Do Private School Vouchers
Improve Academic Outcomes?
While voucher programs and tax credit scholarships operate on the premise that private schools provide a better educational experience than public schools, there is little data to show that vouchers improve student outcomes.
The most recent research on the academic impact of private school vouchers finds that voucher students do not experience gains, and, in fact, frequently experience significant losses in achievement. Read more here.
Long-term studies of voucher programs in Milwaukee3, the oldest private school voucher program in the United States, found no advantage in academic achievement.
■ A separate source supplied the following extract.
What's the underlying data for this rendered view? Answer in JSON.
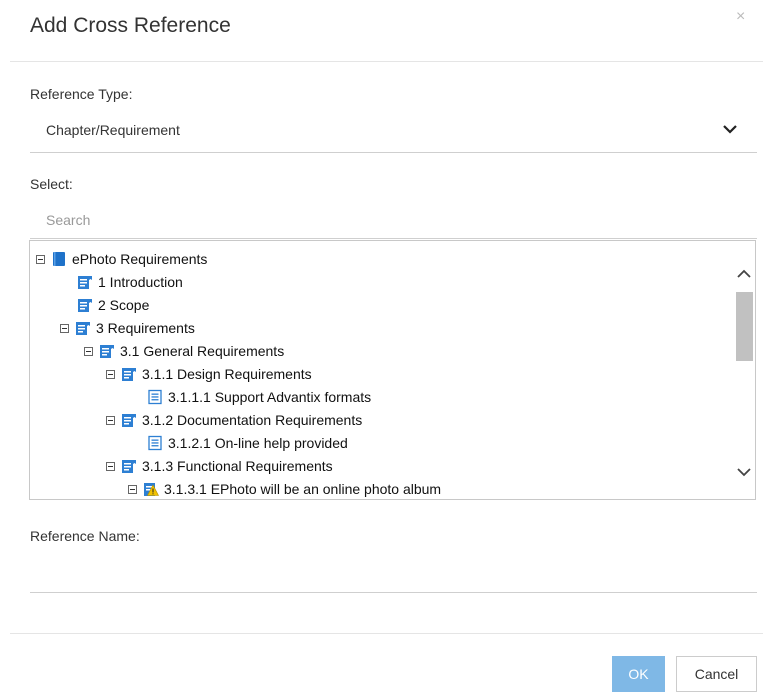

Milwaukee’s voucher program, which began in 1990, was providing over 25,000 vouchers annually by 2014. Because Milwaukee requires its voucher students to take the same Wisconsin state tests used in the public schools, a comparison of private school voucher students and public school students is available. Performance results from the 2013-2014 school year showed slightly lower proficiency rates for voucher students in both math and reading as compared to their public school peers4.
Similar studies in Cleveland5 and the District of Columbia6 drew the same conclusions. Ten years of longitudinal data (from 2003-2013) on Ohio’s voucher program found significantly lower achievement for voucher students as compared to public school peers in Math and Reading.7
- “Academic Accountability: How Do ESAs Measure Up?“, 2017.
- Center on Education Policy, “Keeping Informed About School Vouchers: A Review of Major Developments and Research,” 2011.
- A 2018 study of longitudinal data from the nation’s largest voucher program in Indiana, found that voucher students had “substantial average achievement loss” in math and no significant difference in English language arts compared to their public school peers. Because public and private school students in Indiana take the same assessments, this study allows “apples-to-apples comparisons of student achievement outcomes.” See “Impact of the Indiana Choice Scholarship Program: Achievement Effects for Students in Upper Elementary and Middle School,” Journal of Policy Analysis and Management, August 2018.
In a 2017 report, “School vouchers are not a proven strategy for improving student achievement,” the nonpartisan Economic Policy Institute found: “In the only area in which there is evidence of small improvements in voucher schools – in high school graduation and college enrollment rates – there are no data to show whether the gains are the result of schools shedding lower-performing students or engaging in positive practices. Also, high school graduation rates have risen sharply in public schools across the board in the last 10 years, with those increases much larger than the small effect estimate on graduation rates from attending a voucher school.” Regarding student achievement, the report concludes, “In the few cases in which test scores increased, other factors, namely increased public accountability, not private school comparison, seem to be the more likely drivers.”
3 Comprehensive Longitudinal Evaluation of the Milwaukee Parental Choice Program: Summary of Fourth Year Reports, 2011
4 Wisconsin Department of Public Instruction, 2014
5 The Evidence on Education Vouchers: An Application to the Cleveland Scholarship and Tutoring Program, City University of New York, 2006, commissioned by the National Canter for the Study of Privatization in Education.
6 Evaluation of the D.C. Opportunity Scholarship Program: Final Report, University of Arkansas and Georgetown University, 2010, commissioned by the U.S. Department of Education
7 Evaluation of Ohio’s EdChoice Scholarship Program, Thomas B. Fordham Institute, July 2016 See report